Interface dataset entries
***

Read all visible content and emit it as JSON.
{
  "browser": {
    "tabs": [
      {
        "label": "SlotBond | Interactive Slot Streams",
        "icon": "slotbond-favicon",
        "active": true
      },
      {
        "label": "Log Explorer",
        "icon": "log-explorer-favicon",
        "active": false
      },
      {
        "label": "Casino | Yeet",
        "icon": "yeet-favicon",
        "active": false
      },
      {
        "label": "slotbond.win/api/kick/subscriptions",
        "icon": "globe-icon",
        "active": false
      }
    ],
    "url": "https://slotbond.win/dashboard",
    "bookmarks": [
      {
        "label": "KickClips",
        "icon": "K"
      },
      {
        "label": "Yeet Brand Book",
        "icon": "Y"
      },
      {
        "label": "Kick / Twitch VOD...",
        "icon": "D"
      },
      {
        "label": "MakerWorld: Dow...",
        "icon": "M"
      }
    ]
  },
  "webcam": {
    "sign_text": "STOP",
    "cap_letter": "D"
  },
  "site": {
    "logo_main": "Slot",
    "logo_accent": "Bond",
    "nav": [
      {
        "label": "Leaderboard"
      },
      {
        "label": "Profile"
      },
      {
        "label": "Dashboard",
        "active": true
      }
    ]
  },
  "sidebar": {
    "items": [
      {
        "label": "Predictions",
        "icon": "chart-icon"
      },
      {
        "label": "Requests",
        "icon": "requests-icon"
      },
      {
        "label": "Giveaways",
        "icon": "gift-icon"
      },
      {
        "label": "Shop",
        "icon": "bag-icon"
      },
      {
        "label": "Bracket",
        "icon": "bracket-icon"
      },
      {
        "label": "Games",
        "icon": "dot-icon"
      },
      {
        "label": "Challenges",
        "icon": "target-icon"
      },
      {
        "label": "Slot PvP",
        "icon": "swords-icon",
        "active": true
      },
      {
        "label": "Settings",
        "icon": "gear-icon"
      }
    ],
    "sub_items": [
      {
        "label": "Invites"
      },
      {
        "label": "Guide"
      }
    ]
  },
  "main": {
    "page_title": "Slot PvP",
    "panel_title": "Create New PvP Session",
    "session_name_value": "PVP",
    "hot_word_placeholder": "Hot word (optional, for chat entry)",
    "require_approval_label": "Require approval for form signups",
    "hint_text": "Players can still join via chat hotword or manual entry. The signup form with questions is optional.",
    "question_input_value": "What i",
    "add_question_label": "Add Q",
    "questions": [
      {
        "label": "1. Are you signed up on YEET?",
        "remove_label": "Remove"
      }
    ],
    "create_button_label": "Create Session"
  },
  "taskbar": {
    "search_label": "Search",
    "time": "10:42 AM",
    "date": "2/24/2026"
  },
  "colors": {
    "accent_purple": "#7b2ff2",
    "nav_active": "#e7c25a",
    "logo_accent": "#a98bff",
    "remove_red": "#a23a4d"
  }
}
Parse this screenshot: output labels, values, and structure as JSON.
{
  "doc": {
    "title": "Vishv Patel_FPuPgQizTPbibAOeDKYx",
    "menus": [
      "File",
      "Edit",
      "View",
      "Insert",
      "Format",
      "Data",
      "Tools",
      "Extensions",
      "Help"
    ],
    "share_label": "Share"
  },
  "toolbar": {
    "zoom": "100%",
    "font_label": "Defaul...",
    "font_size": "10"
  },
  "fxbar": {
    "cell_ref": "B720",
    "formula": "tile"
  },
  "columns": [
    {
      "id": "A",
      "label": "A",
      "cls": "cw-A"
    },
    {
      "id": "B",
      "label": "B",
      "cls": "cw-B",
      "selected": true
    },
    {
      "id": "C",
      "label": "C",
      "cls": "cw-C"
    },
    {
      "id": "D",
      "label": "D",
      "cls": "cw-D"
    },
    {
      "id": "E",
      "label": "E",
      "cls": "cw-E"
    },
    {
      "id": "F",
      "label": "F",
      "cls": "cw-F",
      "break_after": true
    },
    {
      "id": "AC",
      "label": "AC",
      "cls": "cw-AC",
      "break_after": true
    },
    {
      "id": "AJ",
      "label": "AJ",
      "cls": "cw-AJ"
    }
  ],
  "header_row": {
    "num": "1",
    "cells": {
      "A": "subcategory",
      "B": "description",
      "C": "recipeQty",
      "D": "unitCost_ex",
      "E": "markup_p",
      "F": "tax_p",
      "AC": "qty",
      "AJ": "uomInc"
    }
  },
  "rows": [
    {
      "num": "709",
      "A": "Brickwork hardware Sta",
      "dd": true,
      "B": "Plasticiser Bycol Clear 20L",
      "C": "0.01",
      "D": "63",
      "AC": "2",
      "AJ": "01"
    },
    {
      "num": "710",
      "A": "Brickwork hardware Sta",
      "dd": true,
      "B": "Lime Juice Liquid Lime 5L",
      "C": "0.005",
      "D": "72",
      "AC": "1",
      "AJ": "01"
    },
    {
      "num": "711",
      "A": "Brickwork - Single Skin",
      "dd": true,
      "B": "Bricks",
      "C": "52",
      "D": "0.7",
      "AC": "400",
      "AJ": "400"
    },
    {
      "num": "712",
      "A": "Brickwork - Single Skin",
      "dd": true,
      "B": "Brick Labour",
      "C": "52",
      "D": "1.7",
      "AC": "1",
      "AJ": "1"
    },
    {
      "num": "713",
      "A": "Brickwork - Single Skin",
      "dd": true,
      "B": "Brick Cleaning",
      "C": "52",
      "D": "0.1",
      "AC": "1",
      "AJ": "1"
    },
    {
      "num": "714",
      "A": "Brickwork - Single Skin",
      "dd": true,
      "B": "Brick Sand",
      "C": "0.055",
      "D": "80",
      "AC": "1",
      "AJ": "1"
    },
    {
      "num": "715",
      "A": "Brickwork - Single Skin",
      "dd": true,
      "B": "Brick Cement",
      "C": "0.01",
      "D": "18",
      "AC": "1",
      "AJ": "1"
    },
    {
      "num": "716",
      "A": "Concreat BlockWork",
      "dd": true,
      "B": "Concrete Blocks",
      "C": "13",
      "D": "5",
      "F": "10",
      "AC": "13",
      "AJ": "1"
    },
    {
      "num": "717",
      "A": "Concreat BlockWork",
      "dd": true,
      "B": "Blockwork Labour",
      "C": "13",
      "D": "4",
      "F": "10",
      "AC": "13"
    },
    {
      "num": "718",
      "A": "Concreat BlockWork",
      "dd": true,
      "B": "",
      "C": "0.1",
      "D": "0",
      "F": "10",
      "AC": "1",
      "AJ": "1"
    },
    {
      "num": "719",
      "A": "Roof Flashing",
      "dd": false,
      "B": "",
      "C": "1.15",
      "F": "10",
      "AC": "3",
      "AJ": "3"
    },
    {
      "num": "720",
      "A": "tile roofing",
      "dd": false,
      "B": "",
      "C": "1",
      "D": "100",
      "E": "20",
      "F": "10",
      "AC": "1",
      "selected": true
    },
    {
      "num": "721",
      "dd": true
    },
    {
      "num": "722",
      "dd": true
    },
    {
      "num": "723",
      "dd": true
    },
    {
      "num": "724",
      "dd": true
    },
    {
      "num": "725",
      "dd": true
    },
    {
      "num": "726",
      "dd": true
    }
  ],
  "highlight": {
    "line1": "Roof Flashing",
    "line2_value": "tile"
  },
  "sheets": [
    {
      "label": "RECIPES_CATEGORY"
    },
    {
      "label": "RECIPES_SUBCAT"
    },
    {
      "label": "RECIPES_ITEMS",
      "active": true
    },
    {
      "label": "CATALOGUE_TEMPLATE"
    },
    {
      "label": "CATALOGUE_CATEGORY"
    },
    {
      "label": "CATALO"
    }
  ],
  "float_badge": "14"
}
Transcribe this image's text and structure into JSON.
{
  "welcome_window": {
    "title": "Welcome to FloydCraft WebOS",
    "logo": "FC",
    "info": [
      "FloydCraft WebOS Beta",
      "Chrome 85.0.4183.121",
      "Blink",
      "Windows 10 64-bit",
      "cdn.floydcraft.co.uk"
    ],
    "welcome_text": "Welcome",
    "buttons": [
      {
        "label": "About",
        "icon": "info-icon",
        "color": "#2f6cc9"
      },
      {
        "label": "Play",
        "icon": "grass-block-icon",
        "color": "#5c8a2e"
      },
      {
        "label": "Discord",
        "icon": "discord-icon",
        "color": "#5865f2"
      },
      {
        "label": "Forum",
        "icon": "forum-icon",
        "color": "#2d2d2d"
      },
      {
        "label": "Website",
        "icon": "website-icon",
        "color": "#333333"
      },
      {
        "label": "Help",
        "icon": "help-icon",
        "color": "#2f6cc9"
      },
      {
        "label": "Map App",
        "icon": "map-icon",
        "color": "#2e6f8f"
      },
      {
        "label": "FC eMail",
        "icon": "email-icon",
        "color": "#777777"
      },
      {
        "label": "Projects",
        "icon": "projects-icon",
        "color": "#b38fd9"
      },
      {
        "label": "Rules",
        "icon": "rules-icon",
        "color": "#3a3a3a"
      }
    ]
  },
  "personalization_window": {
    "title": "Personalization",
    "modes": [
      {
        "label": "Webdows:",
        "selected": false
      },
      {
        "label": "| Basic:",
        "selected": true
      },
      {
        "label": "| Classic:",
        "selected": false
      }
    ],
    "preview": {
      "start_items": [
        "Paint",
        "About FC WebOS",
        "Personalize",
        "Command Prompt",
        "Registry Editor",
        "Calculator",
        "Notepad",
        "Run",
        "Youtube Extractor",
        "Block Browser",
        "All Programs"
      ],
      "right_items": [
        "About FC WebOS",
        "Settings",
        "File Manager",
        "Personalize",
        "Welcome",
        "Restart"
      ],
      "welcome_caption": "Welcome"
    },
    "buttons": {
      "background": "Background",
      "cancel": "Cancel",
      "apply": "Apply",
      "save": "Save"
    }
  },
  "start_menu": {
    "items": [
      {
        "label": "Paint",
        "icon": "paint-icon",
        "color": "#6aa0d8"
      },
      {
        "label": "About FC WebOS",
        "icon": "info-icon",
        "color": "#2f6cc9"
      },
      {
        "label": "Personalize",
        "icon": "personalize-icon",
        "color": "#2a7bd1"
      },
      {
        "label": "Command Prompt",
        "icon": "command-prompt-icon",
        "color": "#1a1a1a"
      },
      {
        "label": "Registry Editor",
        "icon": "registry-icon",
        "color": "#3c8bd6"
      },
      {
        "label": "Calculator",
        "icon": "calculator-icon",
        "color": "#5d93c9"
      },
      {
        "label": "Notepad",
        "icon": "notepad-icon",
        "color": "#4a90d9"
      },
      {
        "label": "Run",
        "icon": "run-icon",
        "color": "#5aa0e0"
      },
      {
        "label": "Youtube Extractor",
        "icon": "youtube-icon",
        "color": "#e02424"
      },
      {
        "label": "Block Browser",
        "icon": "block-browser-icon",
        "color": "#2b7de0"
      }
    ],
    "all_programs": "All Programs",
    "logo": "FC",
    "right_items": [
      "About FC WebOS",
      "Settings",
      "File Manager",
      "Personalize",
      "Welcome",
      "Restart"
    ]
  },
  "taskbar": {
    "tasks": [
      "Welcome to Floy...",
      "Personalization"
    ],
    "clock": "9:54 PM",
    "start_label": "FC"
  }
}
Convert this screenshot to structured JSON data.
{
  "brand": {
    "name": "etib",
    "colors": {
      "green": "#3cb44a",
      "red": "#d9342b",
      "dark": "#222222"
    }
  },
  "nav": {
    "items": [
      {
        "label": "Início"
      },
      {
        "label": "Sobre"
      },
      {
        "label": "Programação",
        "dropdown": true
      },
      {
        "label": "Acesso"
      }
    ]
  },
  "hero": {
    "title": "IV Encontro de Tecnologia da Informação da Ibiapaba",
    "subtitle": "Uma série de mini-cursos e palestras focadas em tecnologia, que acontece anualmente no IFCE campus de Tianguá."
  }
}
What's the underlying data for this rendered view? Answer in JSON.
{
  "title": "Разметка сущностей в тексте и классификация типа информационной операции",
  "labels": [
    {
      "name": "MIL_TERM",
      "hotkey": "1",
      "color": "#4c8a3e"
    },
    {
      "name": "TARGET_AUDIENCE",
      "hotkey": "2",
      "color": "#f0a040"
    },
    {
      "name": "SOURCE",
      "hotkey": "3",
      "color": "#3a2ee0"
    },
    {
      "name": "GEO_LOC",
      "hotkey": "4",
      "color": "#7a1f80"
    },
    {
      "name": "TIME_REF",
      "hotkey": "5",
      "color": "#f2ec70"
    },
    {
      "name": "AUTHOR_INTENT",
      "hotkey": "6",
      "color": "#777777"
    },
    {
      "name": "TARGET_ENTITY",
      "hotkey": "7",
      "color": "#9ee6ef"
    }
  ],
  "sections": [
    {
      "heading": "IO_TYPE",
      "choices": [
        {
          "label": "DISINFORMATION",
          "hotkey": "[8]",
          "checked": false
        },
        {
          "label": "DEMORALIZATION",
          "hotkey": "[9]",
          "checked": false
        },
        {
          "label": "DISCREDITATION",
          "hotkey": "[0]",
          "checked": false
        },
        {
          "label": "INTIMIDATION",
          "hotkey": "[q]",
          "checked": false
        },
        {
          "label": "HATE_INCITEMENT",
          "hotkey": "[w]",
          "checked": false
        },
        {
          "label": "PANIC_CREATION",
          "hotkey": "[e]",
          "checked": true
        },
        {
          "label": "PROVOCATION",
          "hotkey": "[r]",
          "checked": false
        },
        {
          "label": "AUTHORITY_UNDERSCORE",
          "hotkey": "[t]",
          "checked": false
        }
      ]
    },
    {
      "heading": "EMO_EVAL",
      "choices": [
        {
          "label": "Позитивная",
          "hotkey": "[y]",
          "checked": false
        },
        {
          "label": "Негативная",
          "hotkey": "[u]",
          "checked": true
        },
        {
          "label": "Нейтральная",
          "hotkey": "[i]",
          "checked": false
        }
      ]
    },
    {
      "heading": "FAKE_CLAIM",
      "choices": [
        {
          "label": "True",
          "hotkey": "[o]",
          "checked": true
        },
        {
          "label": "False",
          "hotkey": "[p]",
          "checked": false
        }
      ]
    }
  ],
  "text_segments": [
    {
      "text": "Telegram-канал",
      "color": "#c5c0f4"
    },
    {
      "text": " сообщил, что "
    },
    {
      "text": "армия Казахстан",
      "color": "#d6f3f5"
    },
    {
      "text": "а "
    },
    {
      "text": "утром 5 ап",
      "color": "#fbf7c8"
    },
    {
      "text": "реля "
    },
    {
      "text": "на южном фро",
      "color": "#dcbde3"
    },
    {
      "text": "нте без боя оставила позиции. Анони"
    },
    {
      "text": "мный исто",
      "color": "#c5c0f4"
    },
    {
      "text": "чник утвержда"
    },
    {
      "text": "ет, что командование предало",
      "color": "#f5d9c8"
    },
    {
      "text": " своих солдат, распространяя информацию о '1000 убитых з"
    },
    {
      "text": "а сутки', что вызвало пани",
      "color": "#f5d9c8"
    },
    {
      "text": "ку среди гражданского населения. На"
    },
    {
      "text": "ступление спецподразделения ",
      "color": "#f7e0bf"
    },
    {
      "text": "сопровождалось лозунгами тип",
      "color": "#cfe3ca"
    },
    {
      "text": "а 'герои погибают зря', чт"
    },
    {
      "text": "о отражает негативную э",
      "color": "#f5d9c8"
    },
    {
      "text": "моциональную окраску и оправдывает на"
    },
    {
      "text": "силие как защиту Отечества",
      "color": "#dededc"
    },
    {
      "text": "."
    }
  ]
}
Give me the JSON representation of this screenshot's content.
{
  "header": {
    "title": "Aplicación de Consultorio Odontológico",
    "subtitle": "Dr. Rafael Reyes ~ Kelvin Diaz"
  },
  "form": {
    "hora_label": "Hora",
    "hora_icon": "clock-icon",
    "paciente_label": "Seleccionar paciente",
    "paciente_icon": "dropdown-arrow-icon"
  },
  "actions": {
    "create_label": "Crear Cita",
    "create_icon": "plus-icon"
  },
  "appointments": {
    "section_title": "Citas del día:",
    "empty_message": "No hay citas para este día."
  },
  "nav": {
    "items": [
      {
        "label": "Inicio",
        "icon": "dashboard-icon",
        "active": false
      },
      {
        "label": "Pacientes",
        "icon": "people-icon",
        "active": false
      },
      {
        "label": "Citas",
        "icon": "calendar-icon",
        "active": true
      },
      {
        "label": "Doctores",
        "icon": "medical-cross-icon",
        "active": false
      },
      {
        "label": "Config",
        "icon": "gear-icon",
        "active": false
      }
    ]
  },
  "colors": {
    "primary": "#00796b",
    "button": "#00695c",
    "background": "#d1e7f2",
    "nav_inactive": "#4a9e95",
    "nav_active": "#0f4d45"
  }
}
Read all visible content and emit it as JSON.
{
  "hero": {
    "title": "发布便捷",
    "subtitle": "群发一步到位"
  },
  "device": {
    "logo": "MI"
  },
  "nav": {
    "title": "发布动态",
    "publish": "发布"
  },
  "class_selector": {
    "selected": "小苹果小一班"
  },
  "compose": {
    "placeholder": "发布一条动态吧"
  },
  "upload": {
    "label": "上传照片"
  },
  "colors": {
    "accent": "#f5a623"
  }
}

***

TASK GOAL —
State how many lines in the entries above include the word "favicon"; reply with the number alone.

ANSWER AREA —
3